• **Required work**
Copy every line from the material below that holds "permission".

• **Source data**
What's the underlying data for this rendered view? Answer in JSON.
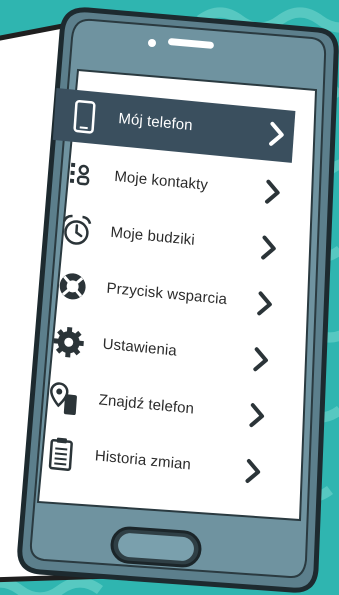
{
  "colors": {
    "teal_bg": "#2fb5b0",
    "wave_light": "#58c9c1",
    "phone_body": "#5c7f8c",
    "phone_dark": "#2a3a40",
    "screen_bg": "#ffffff",
    "active_row": "#3a4f5e",
    "icon_dark": "#2b3438",
    "speech_bubble": "#ffffff"
  },
  "menu": {
    "items": [
      {
        "label": "Mój telefon",
        "icon": "phone-icon",
        "active": true
      },
      {
        "label": "Moje kontakty",
        "icon": "contacts-icon",
        "active": false
      },
      {
        "label": "Moje budziki",
        "icon": "alarm-clock-icon",
        "active": false
      },
      {
        "label": "Przycisk wsparcia",
        "icon": "support-button-icon",
        "active": false
      },
      {
        "label": "Ustawienia",
        "icon": "settings-gear-icon",
        "active": false
      },
      {
        "label": "Znajdź telefon",
        "icon": "find-phone-icon",
        "active": false
      },
      {
        "label": "Historia zmian",
        "icon": "history-clipboard-icon",
        "active": false
      }
    ]
  }
}
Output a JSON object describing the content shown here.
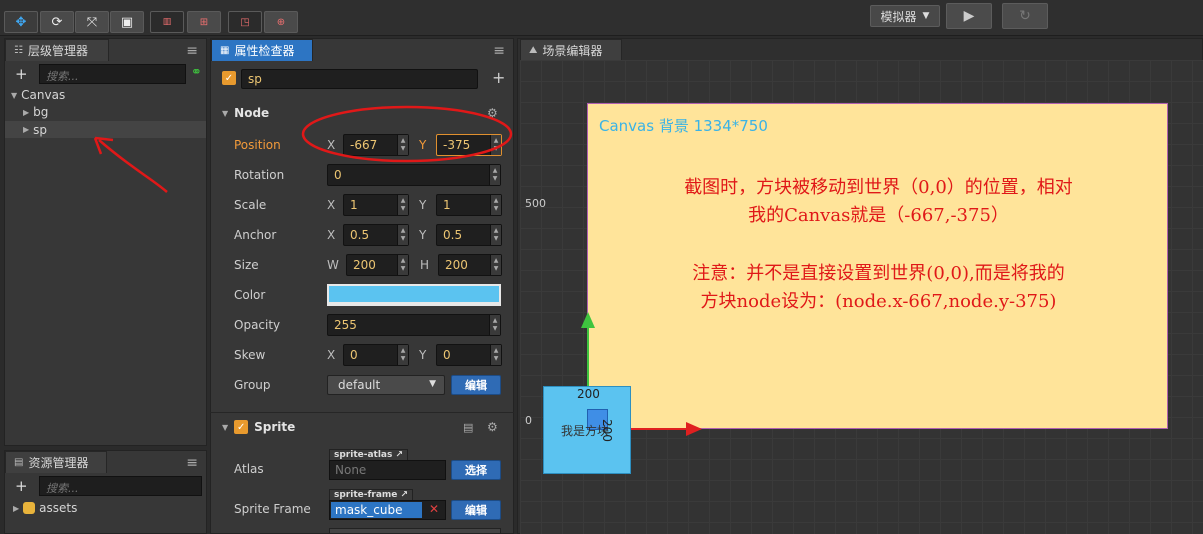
{
  "toolbar": {
    "simulator_label": "模拟器",
    "icons": [
      "move-tool",
      "rotate-tool",
      "scale-tool",
      "rect-tool",
      "anchor-toggle",
      "local-toggle",
      "snap-toggle",
      "world-toggle"
    ]
  },
  "hierarchy": {
    "tab_label": "层级管理器",
    "search_placeholder": "搜索...",
    "nodes": [
      {
        "label": "Canvas"
      },
      {
        "label": "bg"
      },
      {
        "label": "sp"
      }
    ]
  },
  "assets": {
    "tab_label": "资源管理器",
    "search_placeholder": "搜索...",
    "root": "assets"
  },
  "inspector": {
    "tab_label": "属性检查器",
    "node_name": "sp",
    "node_section": "Node",
    "position": {
      "label": "Position",
      "x_label": "X",
      "x": "-667",
      "y_label": "Y",
      "y": "-375"
    },
    "rotation": {
      "label": "Rotation",
      "value": "0"
    },
    "scale": {
      "label": "Scale",
      "x_label": "X",
      "x": "1",
      "y_label": "Y",
      "y": "1"
    },
    "anchor": {
      "label": "Anchor",
      "x_label": "X",
      "x": "0.5",
      "y_label": "Y",
      "y": "0.5"
    },
    "size": {
      "label": "Size",
      "w_label": "W",
      "w": "200",
      "h_label": "H",
      "h": "200"
    },
    "color": {
      "label": "Color",
      "value": "#5bc3f0"
    },
    "opacity": {
      "label": "Opacity",
      "value": "255"
    },
    "skew": {
      "label": "Skew",
      "x_label": "X",
      "x": "0",
      "y_label": "Y",
      "y": "0"
    },
    "group": {
      "label": "Group",
      "value": "default",
      "edit_label": "编辑"
    },
    "sprite_section": "Sprite",
    "atlas": {
      "label": "Atlas",
      "tag": "sprite-atlas",
      "value": "None",
      "select_label": "选择"
    },
    "sprite_frame": {
      "label": "Sprite Frame",
      "tag": "sprite-frame",
      "value": "mask_cube",
      "edit_label": "编辑"
    }
  },
  "scene": {
    "tab_label": "场景编辑器",
    "canvas_caption": "Canvas 背景 1334*750",
    "ruler_500": "500",
    "ruler_0": "0",
    "note_line1": "截图时，方块被移动到世界（0,0）的位置，相对",
    "note_line2": "我的Canvas就是（-667,-375）",
    "note_line3": "注意：并不是直接设置到世界(0,0),而是将我的",
    "note_line4": "方块node设为：(node.x-667,node.y-375)",
    "square_width_label": "200",
    "square_height_label": "200",
    "square_text": "我是方块"
  },
  "colors": {
    "accent_blue": "#2d75c3",
    "orange": "#f29a3a",
    "canvas_bg": "#ffe49a",
    "note_red": "#e01818",
    "square_blue": "#5bc3f0"
  }
}
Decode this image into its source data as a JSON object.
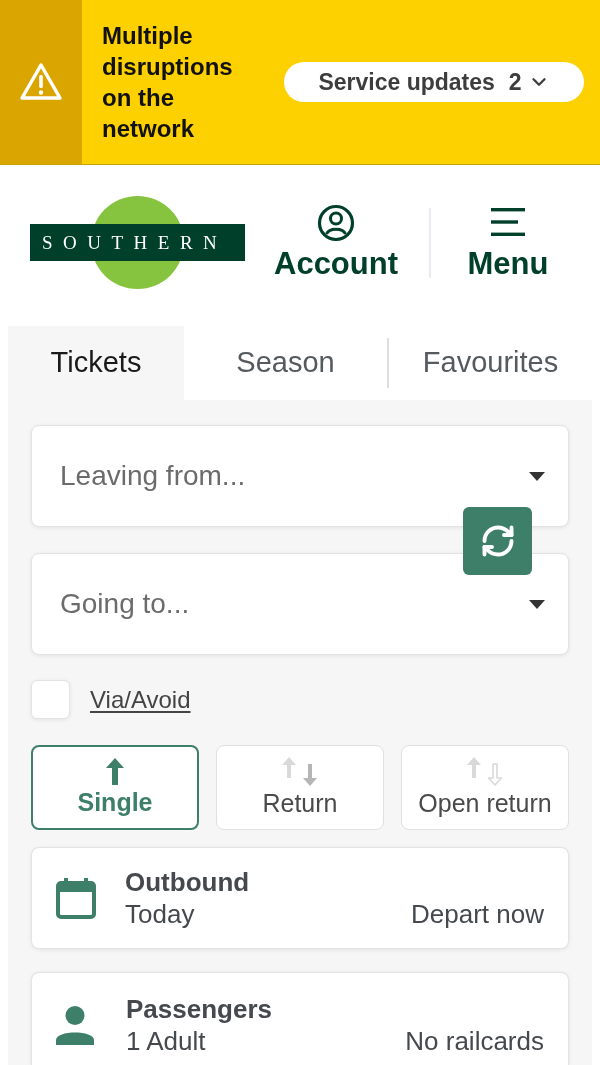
{
  "alert": {
    "message": "Multiple disruptions on the network",
    "updates_button": {
      "label": "Service updates",
      "count": "2"
    }
  },
  "header": {
    "logo": {
      "wordmark": "SOUTHERN"
    },
    "nav": [
      {
        "kind": "account",
        "label": "Account"
      },
      {
        "kind": "menu",
        "label": "Menu"
      }
    ]
  },
  "tabs": [
    {
      "label": "Tickets",
      "selected": true
    },
    {
      "label": "Season",
      "selected": false
    },
    {
      "label": "Favourites",
      "selected": false
    }
  ],
  "journey": {
    "from": {
      "placeholder": "Leaving from..."
    },
    "to": {
      "placeholder": "Going to..."
    }
  },
  "via_avoid": {
    "label": "Via/Avoid",
    "checked": false
  },
  "ticket_types": [
    {
      "kind": "single",
      "label": "Single",
      "selected": true
    },
    {
      "kind": "return",
      "label": "Return",
      "selected": false
    },
    {
      "kind": "open_return",
      "label": "Open return",
      "selected": false
    }
  ],
  "outbound": {
    "title": "Outbound",
    "date": "Today",
    "time": "Depart now"
  },
  "passengers": {
    "title": "Passengers",
    "summary": "1 Adult",
    "railcards": "No railcards"
  }
}
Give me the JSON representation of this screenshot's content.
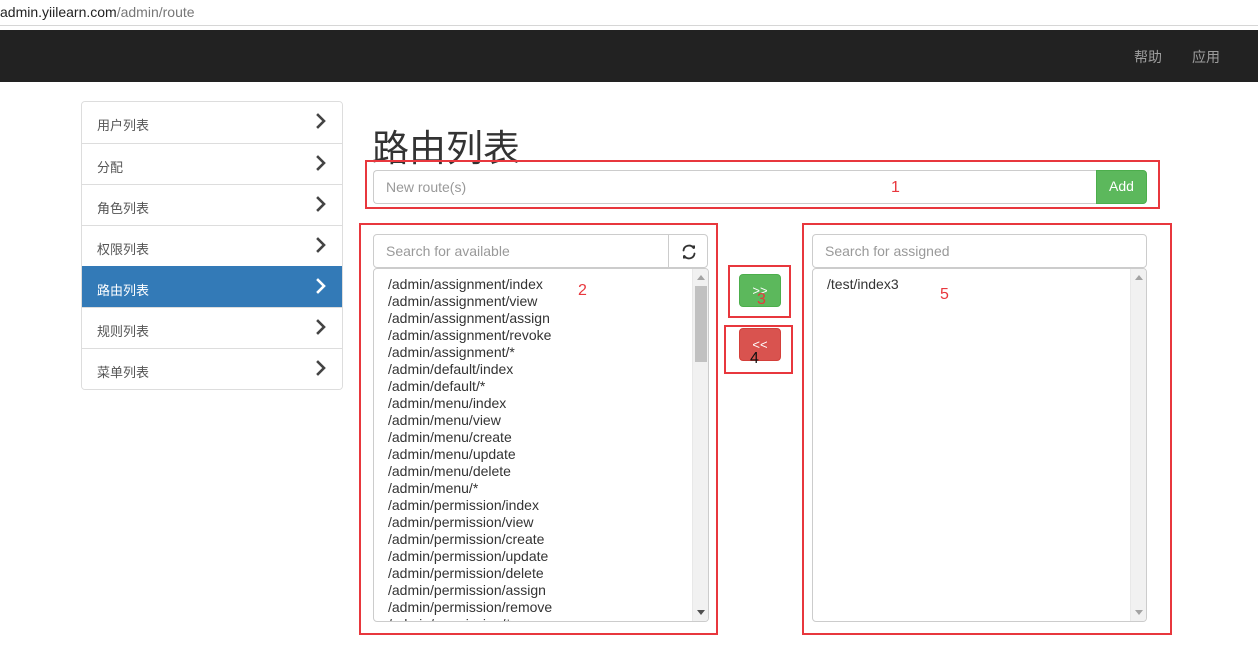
{
  "browser": {
    "url_host": "admin.yiilearn.com",
    "url_path": "/admin/route"
  },
  "navbar": {
    "links": [
      "帮助",
      "应用"
    ],
    "background": "#222222"
  },
  "sidebar": {
    "active_color": "#337ab7",
    "items": [
      {
        "label": "用户列表",
        "active": false
      },
      {
        "label": "分配",
        "active": false
      },
      {
        "label": "角色列表",
        "active": false
      },
      {
        "label": "权限列表",
        "active": false
      },
      {
        "label": "路由列表",
        "active": true
      },
      {
        "label": "规则列表",
        "active": false
      },
      {
        "label": "菜单列表",
        "active": false
      }
    ]
  },
  "main": {
    "title": "路由列表",
    "new_route": {
      "placeholder": "New route(s)",
      "value": "",
      "add_label": "Add"
    },
    "available": {
      "search_placeholder": "Search for available",
      "refresh_icon": "refresh-icon",
      "items": [
        "/admin/assignment/index",
        "/admin/assignment/view",
        "/admin/assignment/assign",
        "/admin/assignment/revoke",
        "/admin/assignment/*",
        "/admin/default/index",
        "/admin/default/*",
        "/admin/menu/index",
        "/admin/menu/view",
        "/admin/menu/create",
        "/admin/menu/update",
        "/admin/menu/delete",
        "/admin/menu/*",
        "/admin/permission/index",
        "/admin/permission/view",
        "/admin/permission/create",
        "/admin/permission/update",
        "/admin/permission/delete",
        "/admin/permission/assign",
        "/admin/permission/remove",
        "/admin/permission/*"
      ]
    },
    "assign_label": ">>",
    "remove_label": "<<",
    "assigned": {
      "search_placeholder": "Search for assigned",
      "items": [
        "/test/index3"
      ]
    }
  },
  "annotations": {
    "color": "#e8373d",
    "labels": [
      "1",
      "2",
      "3",
      "4",
      "5"
    ]
  }
}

• **Answer**
        "/admin/permission/index",
        "/admin/permission/view",
        "/admin/permission/create",
        "/admin/permission/update",
        "/admin/permission/delete",
        "/admin/permission/assign",
        "/admin/permission/remove",
        "/admin/permission/*"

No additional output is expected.